A Sigma Phi Epsilon member opened the fraternity’s routine at Pi Phi Karaoke Night with a racial slur, causing the University of Memphis to have another campus-wide open conversation.
Pi Beta Phi hosted their annual Pi Phi Karaoke Night on Friday, where sororities and fraternities got to compete in a dance competition. Sig Ep competed and then was disqualified after a member used a racial slur before performing Kanye West’s song “N****s in Paris.”
After this incident, the university sent out an email announcing a “Let’s Talk” session Monday and stating this does not reflect U of M’s values as an institution.
The conversation opened with Darrell Ray, vice president of student affairs, explaining why the discussion is in place and why the audience should listen carefully.
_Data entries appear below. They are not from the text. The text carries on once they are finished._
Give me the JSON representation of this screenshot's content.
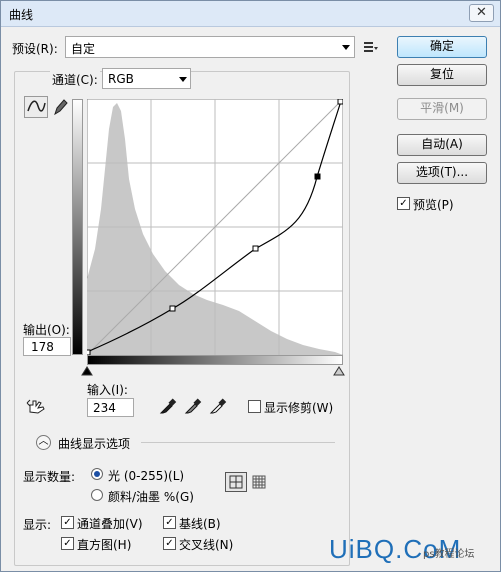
{
  "window": {
    "title": "曲线",
    "close_glyph": "✕"
  },
  "preset": {
    "label": "预设(R):",
    "value": "自定",
    "menu_icon": "list-settings-icon"
  },
  "buttons": {
    "ok": "确定",
    "reset": "复位",
    "smooth": "平滑(M)",
    "auto": "自动(A)",
    "options": "选项(T)..."
  },
  "preview": {
    "label": "预览(P)",
    "checked": true
  },
  "channel": {
    "label": "通道(C):",
    "value": "RGB"
  },
  "output": {
    "label": "输出(O):",
    "value": "178"
  },
  "input": {
    "label": "输入(I):",
    "value": "234"
  },
  "clipping": {
    "label": "显示修剪(W)",
    "checked": false
  },
  "curve_options": {
    "label": "曲线显示选项"
  },
  "amount": {
    "label": "显示数量:",
    "options": [
      {
        "label": "光 (0-255)(L)",
        "selected": true
      },
      {
        "label": "颜料/油墨 %(G)",
        "selected": false
      }
    ]
  },
  "show": {
    "label": "显示:",
    "items": [
      {
        "label": "通道叠加(V)",
        "checked": true
      },
      {
        "label": "基线(B)",
        "checked": true
      },
      {
        "label": "直方图(H)",
        "checked": true
      },
      {
        "label": "交叉线(N)",
        "checked": true
      }
    ]
  },
  "watermark": {
    "main": "UiBQ.CoM",
    "sub": "ps教程论坛"
  },
  "colors": {
    "accent": "#1c4fa4",
    "histogram": "#c8c8c8",
    "watermark": "#1f6fb8"
  }
}
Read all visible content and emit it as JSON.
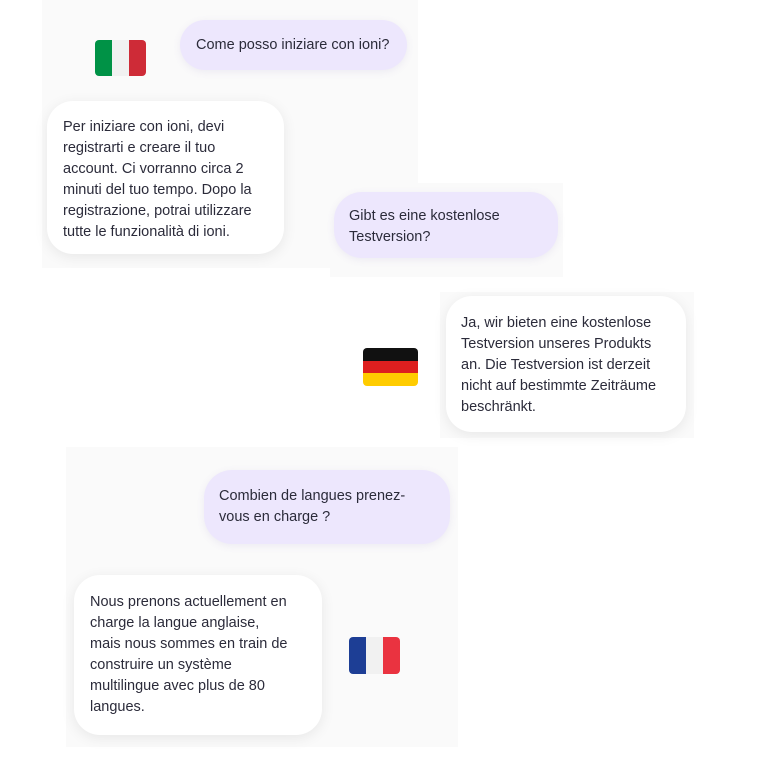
{
  "conversations": [
    {
      "language": "Italian",
      "flag": {
        "icon": "italy-flag-icon",
        "colors": [
          "#009246",
          "#f1f1f1",
          "#ce2b37"
        ]
      },
      "question": "Come posso iniziare con ioni?",
      "answer": "Per iniziare con ioni, devi\nregistrarti e creare il tuo\naccount. Ci vorranno circa 2\nminuti del tuo tempo. Dopo la\nregistrazione, potrai utilizzare\ntutte le funzionalità di ioni."
    },
    {
      "language": "German",
      "flag": {
        "icon": "germany-flag-icon",
        "colors": [
          "#111111",
          "#dd1f1f",
          "#ffcc00"
        ]
      },
      "question": "Gibt es eine kostenlose\nTestversion?",
      "answer": "Ja, wir bieten eine kostenlose\nTestversion unseres Produkts\nan. Die Testversion ist derzeit\nnicht auf bestimmte Zeiträume\nbeschränkt."
    },
    {
      "language": "French",
      "flag": {
        "icon": "france-flag-icon",
        "colors": [
          "#1d3e95",
          "#f1f1f1",
          "#ea3340"
        ]
      },
      "question": "Combien de langues prenez-\nvous en charge ?",
      "answer": "Nous prenons actuellement en\ncharge la langue anglaise,\nmais nous sommes en train de\nconstruire un système\nmultilingue avec plus de 80\nlangues."
    }
  ],
  "colors": {
    "user_bubble": "#ede7fd",
    "bot_bubble": "#ffffff",
    "panel_background": "#fafafa",
    "text": "#2b2b3a"
  }
}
Sally Parish, associate dean of student leadership and involvement, then opened the floor to the audience.
Katarion Rose, who identified herself as a member of the U of M’s NAACP chapter, was the first student to speak and said there needs to be action.
“I’ll be the first to say it,” Rose said. “As a member of the NAACP, we are asking that their chapter be suspended until they complete a diversity inclusion workshop. We ask this because the comment that was made was very offensive, and the fact that it was so easy to come out means that you’re too comfortable with the term.”
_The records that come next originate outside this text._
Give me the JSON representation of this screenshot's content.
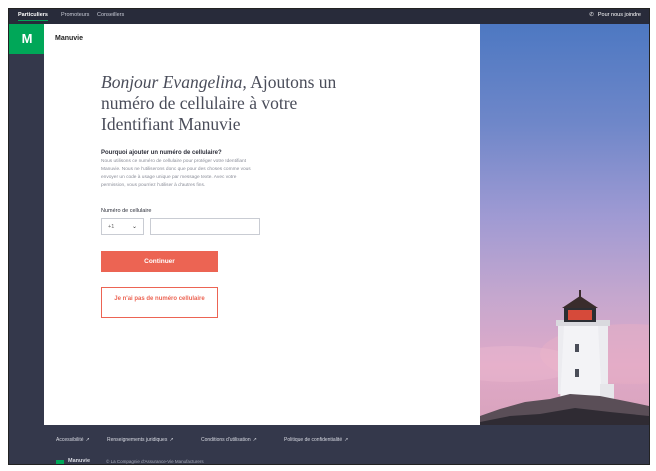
{
  "nav": {
    "tabs": [
      {
        "label": "Particuliers",
        "active": true
      },
      {
        "label": "Promoteurs",
        "active": false
      },
      {
        "label": "Conseillers",
        "active": false
      }
    ],
    "contact_label": "Pour nous joindre",
    "contact_icon": "phone-icon"
  },
  "brand": {
    "logo_text": "M",
    "app_name": "Manuvie"
  },
  "heading": {
    "greeting_name": "Bonjour Evangelina,",
    "text": "Ajoutons un numéro de cellulaire à votre Identifiant Manuvie"
  },
  "info": {
    "title": "Pourquoi ajouter un numéro de cellulaire?",
    "body": "Nous utilisons ce numéro de cellulaire pour protéger votre Identifiant Manuvie. Nous ne l'utiliserons donc que pour des choses comme vous envoyer un code à usage unique par message texte. Avec votre permission, vous pourriez l'utiliser à d'autres fins."
  },
  "form": {
    "phone_label": "Numéro de cellulaire",
    "country_code": "+1",
    "phone_value": "",
    "phone_placeholder": ""
  },
  "buttons": {
    "continue": "Continuer",
    "no_number": "Je n'ai pas de numéro cellulaire"
  },
  "footer": {
    "links": [
      {
        "label": "Accessibilité"
      },
      {
        "label": "Renseignements juridiques"
      },
      {
        "label": "Conditions d'utilisation"
      },
      {
        "label": "Politique de confidentialité"
      }
    ],
    "brand": "Manuvie",
    "copyright": "© La Compagnie d'Assurance-Vie Manufacturers"
  },
  "colors": {
    "accent": "#00a758",
    "button": "#ec6453",
    "nav_bg": "#282b3a",
    "footer_bg": "#34384b"
  }
}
Garrett Barnes, an audience member and chief clerk of the Student Government Association, said the audience must engage and realize not everyone knows how to word certain phrases.
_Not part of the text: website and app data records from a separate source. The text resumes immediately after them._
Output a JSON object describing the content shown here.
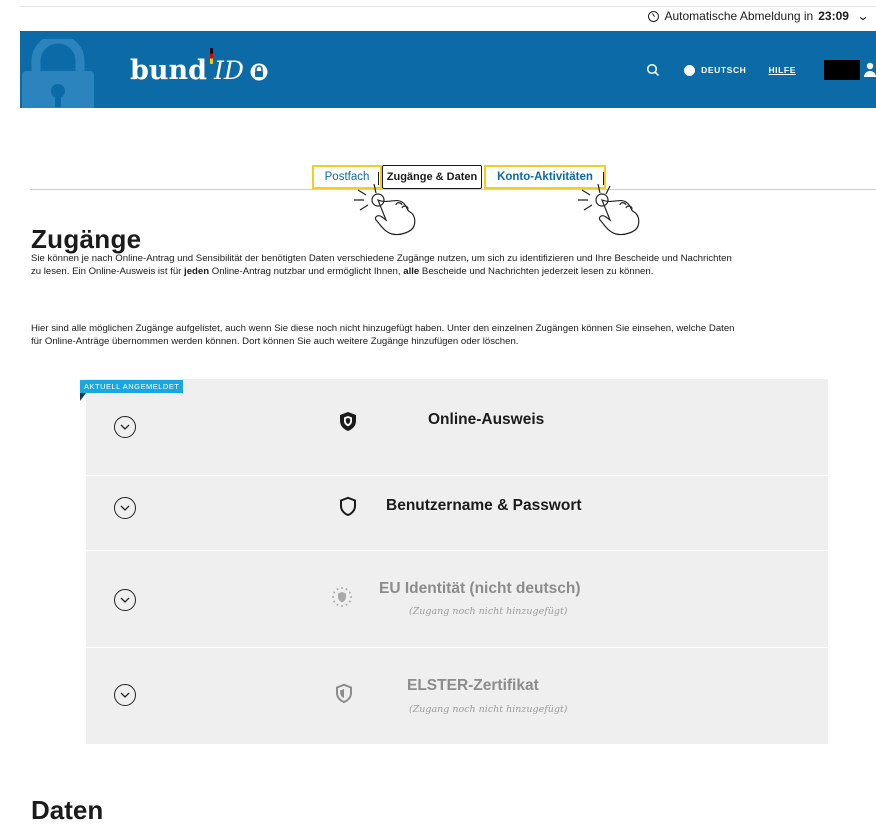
{
  "session": {
    "logout_label": "Automatische Abmeldung in",
    "logout_time": "23:09"
  },
  "header": {
    "brand": "bund",
    "brand_id": "ID",
    "language": "DEUTSCH",
    "help": "HILFE",
    "colors": {
      "primary": "#0c6aa6",
      "highlight": "#f2cd25",
      "badge": "#1aa6e0"
    }
  },
  "tabs": {
    "postfach": "Postfach",
    "zugaenge": "Zugänge & Daten",
    "konto": "Konto-Aktivitäten"
  },
  "page": {
    "title": "Zugänge",
    "intro1_a": "Sie können je nach Online-Antrag und Sensibilität der benötigten Daten verschiedene Zugänge nutzen, um sich zu identifizieren und Ihre Bescheide und Nachrichten",
    "intro1_b1": "zu lesen. Ein Online-Ausweis ist für ",
    "intro1_b_bold1": "jeden",
    "intro1_b2": " Online-Antrag nutzbar und ermöglicht Ihnen, ",
    "intro1_b_bold2": "alle",
    "intro1_b3": " Bescheide und Nachrichten jederzeit lesen zu können.",
    "intro2_a": "Hier sind alle möglichen Zugänge aufgelistet, auch wenn Sie diese noch nicht hinzugefügt haben. Unter den einzelnen Zugängen können Sie einsehen, welche Daten",
    "intro2_b": "für Online-Anträge übernommen werden können. Dort können Sie auch weitere Zugänge hinzufügen oder löschen.",
    "badge": "AKTUELL ANGEMELDET",
    "next_section": "Daten"
  },
  "access": [
    {
      "title": "Online-Ausweis",
      "icon": "shield-filled-icon"
    },
    {
      "title": "Benutzername & Passwort",
      "icon": "shield-outline-icon"
    },
    {
      "title": "EU Identität (nicht deutsch)",
      "subtitle": "(Zugang noch nicht hinzugefügt)",
      "icon": "eu-shield-icon"
    },
    {
      "title": "ELSTER-Zertifikat",
      "subtitle": "(Zugang noch nicht hinzugefügt)",
      "icon": "elster-shield-icon"
    }
  ]
}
“If someone does miscommunicate something, if you have that knowledge or training, be willing to speak up in this room,” Barnes said. “This is the time to educate and help them on how to communicate those things because maybe they just don’t know.”
Some audience members stood up to ask Sig Ep and Pi Phi why the incident happened and what the most effective path would be to make sure it does not happen in the future.
Lauren Russell, chapter advisor of Pi Phi, said nothing like the incident ever happened before, and they would do their best to make sure it does not happen again.
“We’re finding ourselves in a new space,” Russell said. “We’ve never been here before. We have a lot of accountability to reflect upon going forward. We need to make some changes to be more respectful and have a different accountability process.”
An audience member stood up and said she had not heard from a Sig Ep yet and wants to hear their feelings on the situation.
Riley Pope, a member of Sig Ep, read a pre-written statement on his phone and said he was not at the event. He also said the use of the “N word” was not part of the planned performance.
“I’d first like to clarify what exactly happened,” Pope said. “The song in question was not chosen individually. In the transcript for the song, a member of Sig Ep was to have a monologue with the crowd. The plan was for him to come on and say, ‘Now I’m going to chill with my Sig Eps in Paris.’”
The rest of session was spent discussing the power of the “N word,” and how it stems from a derogatory and dehumanizing history.
After the “Let’s Talk” session, the Lighthouse party running for Student Government Association hosted a “Safe Space,” a student-led discussion, in the University Center atrium. Students were able to stand around each other and speak about how they felt and what should happen next.
Antonio Scott, a member of the Lighthouse party, said they held the event to better understand how to move forward from the incident.
“This was absolutely necessary after the campus’ ‘Let’s Talk’ because we can’t be your voice if we’re not coming together and talking about what we can do,” Scott said. “I would be naïve in saying that everyone walked away learning something, but I feel like if we were able to educate at least one student, then it was productive.”